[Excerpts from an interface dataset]
= Beginning of Section =
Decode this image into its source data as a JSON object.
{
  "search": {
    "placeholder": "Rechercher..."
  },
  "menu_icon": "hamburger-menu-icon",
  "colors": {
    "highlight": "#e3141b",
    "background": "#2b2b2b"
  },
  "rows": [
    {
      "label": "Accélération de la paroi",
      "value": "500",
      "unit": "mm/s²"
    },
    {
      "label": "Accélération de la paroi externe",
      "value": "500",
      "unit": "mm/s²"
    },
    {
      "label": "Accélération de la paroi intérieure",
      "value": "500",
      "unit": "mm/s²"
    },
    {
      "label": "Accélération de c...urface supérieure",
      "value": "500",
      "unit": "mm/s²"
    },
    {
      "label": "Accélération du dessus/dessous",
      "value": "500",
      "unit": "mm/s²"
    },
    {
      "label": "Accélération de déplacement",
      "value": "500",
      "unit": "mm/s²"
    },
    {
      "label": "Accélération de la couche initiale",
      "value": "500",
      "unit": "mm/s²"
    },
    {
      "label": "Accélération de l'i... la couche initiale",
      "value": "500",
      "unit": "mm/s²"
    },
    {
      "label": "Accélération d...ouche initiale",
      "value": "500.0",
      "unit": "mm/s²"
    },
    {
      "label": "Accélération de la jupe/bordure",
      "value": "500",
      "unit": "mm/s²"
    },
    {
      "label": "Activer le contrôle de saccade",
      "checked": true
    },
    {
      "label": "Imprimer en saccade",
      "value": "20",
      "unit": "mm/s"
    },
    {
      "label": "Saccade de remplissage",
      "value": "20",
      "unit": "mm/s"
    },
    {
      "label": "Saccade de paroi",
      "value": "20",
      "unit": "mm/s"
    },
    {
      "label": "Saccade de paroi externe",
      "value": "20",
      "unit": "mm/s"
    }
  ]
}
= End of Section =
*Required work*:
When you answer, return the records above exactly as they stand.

*The completed task*:
Decode this image into its source data as a JSON object.
{
  "search": {
    "placeholder": "Rechercher..."
  },
  "menu_icon": "hamburger-menu-icon",
  "colors": {
    "highlight": "#e3141b",
    "background": "#2b2b2b"
  },
  "rows": [
    {
      "label": "Accélération de la paroi",
      "value": "500",
      "unit": "mm/s²"
    },
    {
      "label": "Accélération de la paroi externe",
      "value": "500",
      "unit": "mm/s²"
    },
    {
      "label": "Accélération de la paroi intérieure",
      "value": "500",
      "unit": "mm/s²"
    },
    {
      "label": "Accélération de c...urface supérieure",
      "value": "500",
      "unit": "mm/s²"
    },
    {
      "label": "Accélération du dessus/dessous",
      "value": "500",
      "unit": "mm/s²"
    },
    {
      "label": "Accélération de déplacement",
      "value": "500",
      "unit": "mm/s²"
    },
    {
      "label": "Accélération de la couche initiale",
      "value": "500",
      "unit": "mm/s²"
    },
    {
      "label": "Accélération de l'i... la couche initiale",
      "value": "500",
      "unit": "mm/s²"
    },
    {
      "label": "Accélération d...ouche initiale",
      "value": "500.0",
      "unit": "mm/s²"
    },
    {
      "label": "Accélération de la jupe/bordure",
      "value": "500",
      "unit": "mm/s²"
    },
    {
      "label": "Activer le contrôle de saccade",
      "checked": true
    },
    {
      "label": "Imprimer en saccade",
      "value": "20",
      "unit": "mm/s"
    },
    {
      "label": "Saccade de remplissage",
      "value": "20",
      "unit": "mm/s"
    },
    {
      "label": "Saccade de paroi",
      "value": "20",
      "unit": "mm/s"
    },
    {
      "label": "Saccade de paroi externe",
      "value": "20",
      "unit": "mm/s"
    }
  ]
}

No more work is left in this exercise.